▶ [ENTRIES SUPPLIED]:
════════════════

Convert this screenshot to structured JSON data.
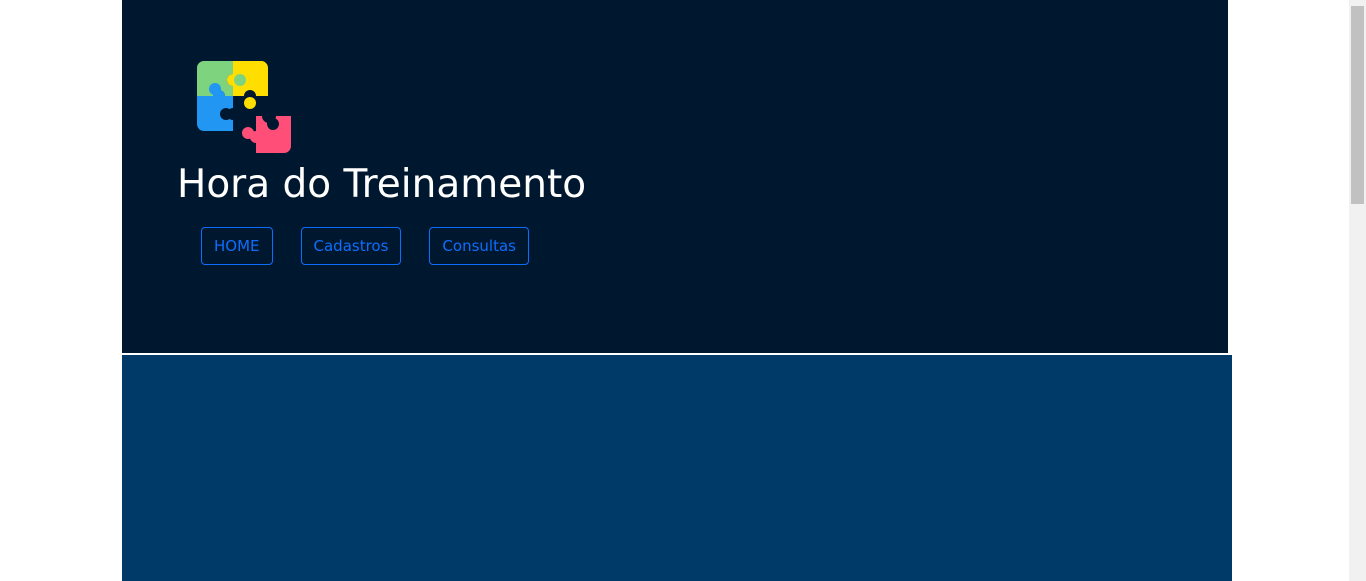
{
  "header": {
    "title": "Hora do Treinamento",
    "logo_icon": "puzzle-icon",
    "logo_colors": [
      "#7ed37f",
      "#ffde00",
      "#2196f3",
      "#ff4f78"
    ],
    "background": "#00182f"
  },
  "nav": {
    "home_label": "HOME",
    "cadastros_label": "Cadastros",
    "consultas_label": "Consultas",
    "accent": "#0d6efd"
  },
  "main": {
    "background": "#003a69"
  }
}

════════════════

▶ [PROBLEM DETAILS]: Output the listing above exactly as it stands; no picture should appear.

▶ [EXERCISE SOLUTION]:
Convert this screenshot to structured JSON data.
{
  "header": {
    "title": "Hora do Treinamento",
    "logo_icon": "puzzle-icon",
    "logo_colors": [
      "#7ed37f",
      "#ffde00",
      "#2196f3",
      "#ff4f78"
    ],
    "background": "#00182f"
  },
  "nav": {
    "home_label": "HOME",
    "cadastros_label": "Cadastros",
    "consultas_label": "Consultas",
    "accent": "#0d6efd"
  },
  "main": {
    "background": "#003a69"
  }
}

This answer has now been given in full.